  9. Serve hot, garnished with the parsley, a drizzle of cream and lots of buttery croutons.

The Fancy (But Still Very Easy) Version of My Mom’s Tuna Noodle Casserole

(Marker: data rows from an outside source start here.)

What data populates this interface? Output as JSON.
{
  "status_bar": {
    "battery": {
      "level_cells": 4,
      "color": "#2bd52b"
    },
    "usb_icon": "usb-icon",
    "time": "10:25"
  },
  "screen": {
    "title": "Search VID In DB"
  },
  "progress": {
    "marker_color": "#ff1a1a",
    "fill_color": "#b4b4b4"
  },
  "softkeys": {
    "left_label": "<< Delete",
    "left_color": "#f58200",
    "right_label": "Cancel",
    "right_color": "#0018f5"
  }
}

Preheat oven to 350 degrees. Cook about 8 ounces of egg tagliatelle al dente. Cook about 1 cup of frozen organic petite peas just until plumped up and bright green (unless you have fresh shelled peas, though that’d be odd, as this is a cold-weather dish). Put these in a medium-size buttered casserole dish, along with about 1¾ cups Best-Ever Easy Homemade Cream of Mushroom Soup (substitute: one can organic cream of mushroom soup and ½ cup organic cream or half-and-half), 1 can of tuna packed in olive oil (drained and flaked with a fork), about 1 cup of grated Gruyère (substitute any cheese[s] you like), a dash of hot sauce, several grindings of black pepper and a sprinkle of Kosher salt. Stir to combine, then top with breadcrumbs and/or grated Parmesan. Bake 25-35 minutes; check for too-soupiness by sticking a knife to the bottom of the middle. Probably serves only two (maybe with leftovers) because people eat a lot of it — you might want to double.